In more complicated cases, your dog may be prescribed corticoids. These drugs help reduce the problems related to atopic dermatitis, but produce side effects when they are used for a long time. Therefore, the veterinarian should decide how they should be used, as the dog will be medicated for life.

Natural remedies for atopic dermatitis

As mentioned above, there is no effective treatment for atopic dermatitis in dogs. Many people reject the use of corticosteroids on account of the effects they cause in the long term. For that reason, we at AnimalWised have some tips on helping your affected dog:

  • Avoid walking your dog first thing in the morning and evening, when there is more pollen in the environment. Mid-morning or evening are the best times.
  • Check the composition of your dog's food and ask your veterinarian whether it is better to opt for a higher quality food or a more natural option. Feed made up of rice and fish are often the most recommended for dogs suffering from allergies. Homemade diets are also an excellent choice.
  • Groom your dog on a daily basis to prevent the occurrence of dandruff , accumulated dirt and pollen.
  • Avoid mountainous areas during the autumn when fungal spores are most prevalent. Keep your dog away from these.
  • Sweep the floor daily to remove dust mites, dead skin, dust and dirt.
  • Clean your home with natural products that cannot cause allergies in dogs. An example is to clean your house using lemon, bicarbonate of soda or vinegar.
  • Do not use chemicals in your garden.
  • Use cotton or natural fabrics for your dog's bedding, clothes, etc. Avoid wool and feathers.

These are some simple tricks that can ease symptoms for your dog. However, remember to seek the advice of a vet, who will offer treatment according to your pet's particular case.

This article is purely informative. AnimalWised does not have the authority to prescribe any veterinary treatment or create a diagnosis. We invite you to take your pet to the veterinarian if they are suffering from any condition or pain.

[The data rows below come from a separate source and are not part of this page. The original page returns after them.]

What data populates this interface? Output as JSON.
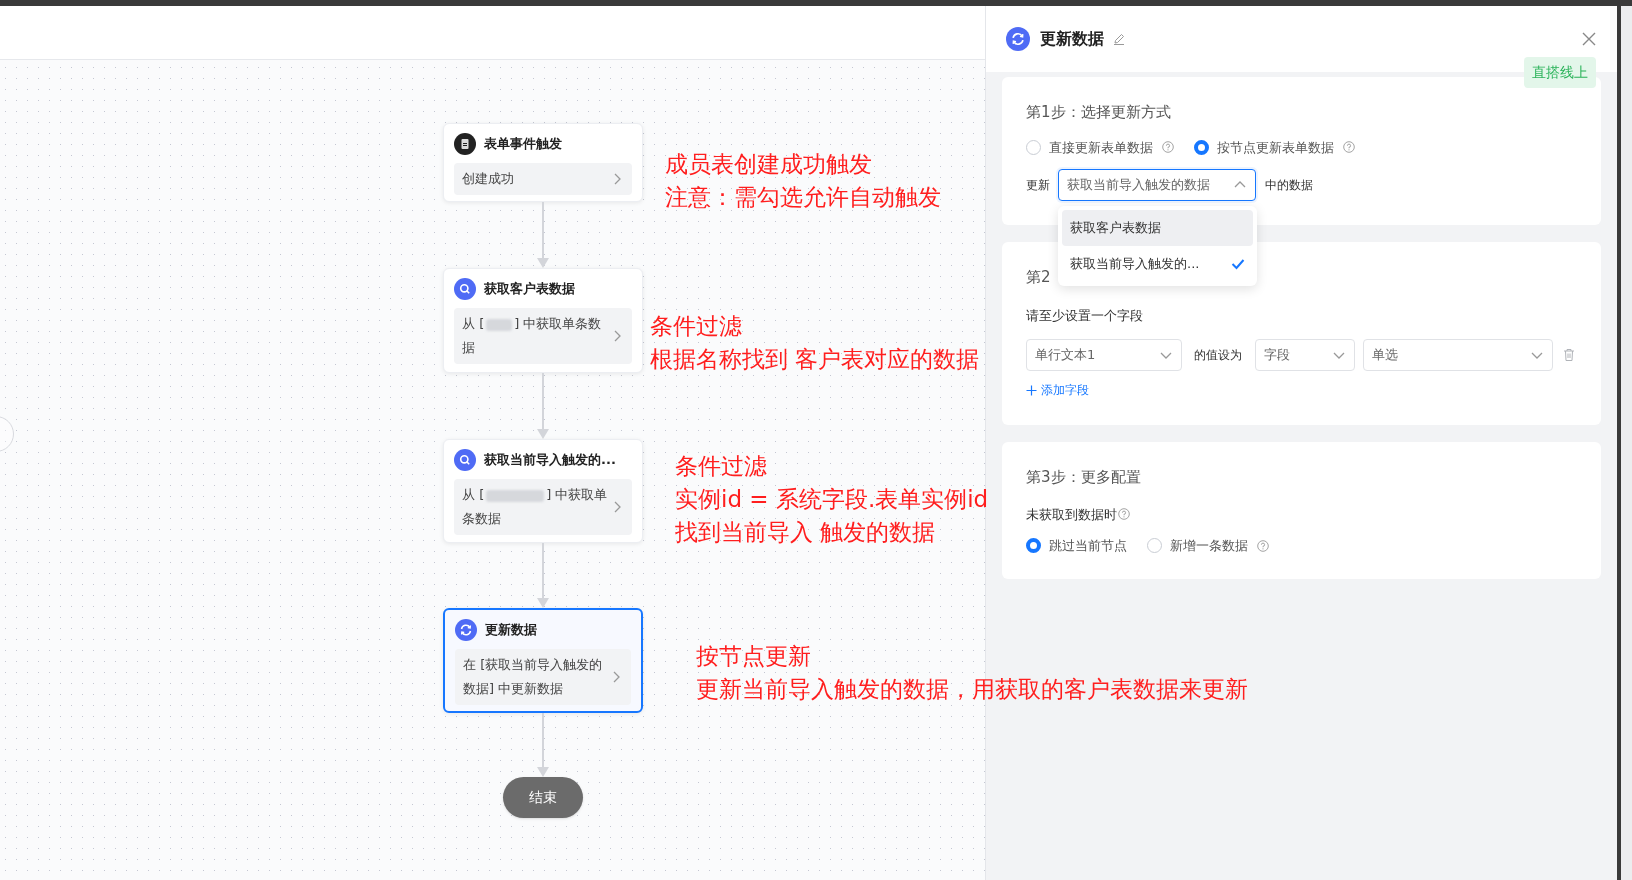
{
  "flow": {
    "nodes": [
      {
        "kind": "trigger",
        "title": "表单事件触发",
        "body": "创建成功",
        "selected": false
      },
      {
        "kind": "query",
        "title": "获取客户表数据",
        "body_before": "从 [",
        "body_after": "] 中获取单条数据",
        "selected": false
      },
      {
        "kind": "query",
        "title": "获取当前导入触发的...",
        "body_before": "从 [",
        "body_after": "] 中获取单条数据",
        "selected": false
      },
      {
        "kind": "update",
        "title": "更新数据",
        "body": "在 [获取当前导入触发的数据] 中更新数据",
        "selected": true
      }
    ],
    "end": "结束"
  },
  "annotations": [
    {
      "lines": [
        "成员表创建成功触发",
        "注意：需勾选允许自动触发"
      ]
    },
    {
      "lines": [
        "条件过滤",
        "根据名称找到 客户表对应的数据"
      ]
    },
    {
      "lines": [
        "条件过滤",
        "实例id = 系统字段.表单实例id",
        "找到当前导入 触发的数据"
      ]
    },
    {
      "lines": [
        "按节点更新",
        "更新当前导入触发的数据，用获取的客户表数据来更新"
      ]
    }
  ],
  "panel": {
    "title": "更新数据",
    "badge": "直搭线上",
    "step1": {
      "title": "第1步：选择更新方式",
      "modes": [
        {
          "label": "直接更新表单数据",
          "help": true,
          "selected": false
        },
        {
          "label": "按节点更新表单数据",
          "help": true,
          "selected": true
        }
      ],
      "update_label": "更新",
      "source": {
        "value": "获取当前导入触发的数据",
        "expanded": true
      },
      "suffix": "中的数据",
      "options": [
        {
          "label": "获取客户表数据",
          "highlighted": true,
          "selected": false
        },
        {
          "label": "获取当前导入触发的...",
          "highlighted": false,
          "selected": true
        }
      ]
    },
    "step2": {
      "title": "第2",
      "hint": "请至少设置一个字段",
      "field": "单行文本1",
      "set_label": "的值设为",
      "value_type": "字段",
      "value": "单选",
      "add_link": "添加字段"
    },
    "step3": {
      "title": "第3步：更多配置",
      "label": "未获取到数据时",
      "options": [
        {
          "label": "跳过当前节点",
          "help": false,
          "selected": true
        },
        {
          "label": "新增一条数据",
          "help": true,
          "selected": false
        }
      ]
    }
  }
}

If you want to read similar articles to Atopic Dermatitis in Dogs, we recommend you visit our Other health problems category.